■ Work to complete
From the data below, give the number of lines holding the word "this", with nothing else added.

■ Given records
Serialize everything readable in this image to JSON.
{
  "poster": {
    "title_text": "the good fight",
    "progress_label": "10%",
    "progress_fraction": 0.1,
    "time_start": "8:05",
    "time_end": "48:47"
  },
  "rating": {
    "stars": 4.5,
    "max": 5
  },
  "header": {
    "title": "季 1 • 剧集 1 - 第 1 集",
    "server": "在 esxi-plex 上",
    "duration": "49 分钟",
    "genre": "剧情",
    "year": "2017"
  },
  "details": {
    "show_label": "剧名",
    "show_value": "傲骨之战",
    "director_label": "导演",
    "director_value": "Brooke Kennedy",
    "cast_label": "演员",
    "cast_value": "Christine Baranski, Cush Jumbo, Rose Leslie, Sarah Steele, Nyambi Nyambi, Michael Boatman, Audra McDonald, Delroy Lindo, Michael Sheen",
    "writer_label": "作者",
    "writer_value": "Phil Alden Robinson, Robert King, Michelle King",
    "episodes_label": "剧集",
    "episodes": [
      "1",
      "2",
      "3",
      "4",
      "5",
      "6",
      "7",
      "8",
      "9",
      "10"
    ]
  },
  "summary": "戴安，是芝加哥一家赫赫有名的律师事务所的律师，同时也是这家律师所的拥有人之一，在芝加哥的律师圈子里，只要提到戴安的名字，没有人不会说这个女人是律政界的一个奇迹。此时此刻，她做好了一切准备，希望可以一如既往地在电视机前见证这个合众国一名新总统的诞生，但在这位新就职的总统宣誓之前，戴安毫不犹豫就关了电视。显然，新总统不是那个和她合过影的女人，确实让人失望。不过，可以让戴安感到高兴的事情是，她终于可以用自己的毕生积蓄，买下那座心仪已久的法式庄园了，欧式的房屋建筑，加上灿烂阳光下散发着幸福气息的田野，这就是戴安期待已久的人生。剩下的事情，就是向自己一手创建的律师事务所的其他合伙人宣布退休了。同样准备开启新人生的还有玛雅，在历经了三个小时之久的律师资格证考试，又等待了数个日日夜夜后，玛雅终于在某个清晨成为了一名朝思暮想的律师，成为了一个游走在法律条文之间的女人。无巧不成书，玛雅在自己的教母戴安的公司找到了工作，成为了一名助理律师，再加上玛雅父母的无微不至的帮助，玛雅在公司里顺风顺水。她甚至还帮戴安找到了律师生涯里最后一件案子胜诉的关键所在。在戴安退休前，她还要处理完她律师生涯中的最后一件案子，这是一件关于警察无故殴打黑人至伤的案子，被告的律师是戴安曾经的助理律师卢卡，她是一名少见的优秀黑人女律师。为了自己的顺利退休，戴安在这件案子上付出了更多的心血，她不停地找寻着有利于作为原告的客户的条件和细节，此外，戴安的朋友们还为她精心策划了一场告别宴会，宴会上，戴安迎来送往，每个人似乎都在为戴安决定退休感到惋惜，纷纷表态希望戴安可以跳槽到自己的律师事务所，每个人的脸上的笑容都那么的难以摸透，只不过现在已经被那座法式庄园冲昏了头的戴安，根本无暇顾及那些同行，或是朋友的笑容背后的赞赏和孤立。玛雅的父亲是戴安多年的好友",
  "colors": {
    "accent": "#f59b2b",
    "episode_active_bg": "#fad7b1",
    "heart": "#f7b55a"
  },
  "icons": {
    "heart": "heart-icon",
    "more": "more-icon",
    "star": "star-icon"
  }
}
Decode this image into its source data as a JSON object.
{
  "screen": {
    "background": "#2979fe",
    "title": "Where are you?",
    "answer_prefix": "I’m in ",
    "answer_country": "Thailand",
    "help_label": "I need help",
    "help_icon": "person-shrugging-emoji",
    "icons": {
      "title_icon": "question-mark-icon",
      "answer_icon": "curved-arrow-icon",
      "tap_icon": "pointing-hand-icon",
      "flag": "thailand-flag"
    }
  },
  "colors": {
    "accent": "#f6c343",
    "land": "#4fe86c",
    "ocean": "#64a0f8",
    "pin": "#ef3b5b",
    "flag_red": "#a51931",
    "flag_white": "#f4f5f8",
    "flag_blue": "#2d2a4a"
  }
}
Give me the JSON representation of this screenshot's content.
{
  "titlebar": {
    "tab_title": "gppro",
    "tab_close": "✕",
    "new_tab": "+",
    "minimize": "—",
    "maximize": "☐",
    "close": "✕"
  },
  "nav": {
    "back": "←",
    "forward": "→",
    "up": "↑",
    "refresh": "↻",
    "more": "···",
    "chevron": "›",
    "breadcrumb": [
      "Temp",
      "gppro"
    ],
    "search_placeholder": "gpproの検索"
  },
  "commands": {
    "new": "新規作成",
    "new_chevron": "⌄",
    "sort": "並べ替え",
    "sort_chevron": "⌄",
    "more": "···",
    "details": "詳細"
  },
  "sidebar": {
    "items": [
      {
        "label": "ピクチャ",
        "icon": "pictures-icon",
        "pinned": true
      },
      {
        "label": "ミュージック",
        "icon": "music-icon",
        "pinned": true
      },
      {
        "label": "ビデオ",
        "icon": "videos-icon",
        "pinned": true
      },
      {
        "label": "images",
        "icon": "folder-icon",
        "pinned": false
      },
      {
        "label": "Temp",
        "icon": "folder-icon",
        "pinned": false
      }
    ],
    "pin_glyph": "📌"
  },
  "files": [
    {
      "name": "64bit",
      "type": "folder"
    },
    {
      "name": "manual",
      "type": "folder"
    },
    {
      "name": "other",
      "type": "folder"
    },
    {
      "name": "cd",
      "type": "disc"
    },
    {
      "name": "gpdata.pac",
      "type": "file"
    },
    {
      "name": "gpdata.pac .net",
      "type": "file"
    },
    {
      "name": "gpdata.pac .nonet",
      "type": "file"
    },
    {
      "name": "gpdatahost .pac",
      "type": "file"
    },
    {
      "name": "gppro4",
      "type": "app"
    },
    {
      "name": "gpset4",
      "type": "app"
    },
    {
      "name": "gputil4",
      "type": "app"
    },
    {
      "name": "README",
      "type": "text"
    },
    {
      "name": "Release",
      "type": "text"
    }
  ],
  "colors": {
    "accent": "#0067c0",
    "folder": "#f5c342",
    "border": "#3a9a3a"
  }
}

■ Task response
3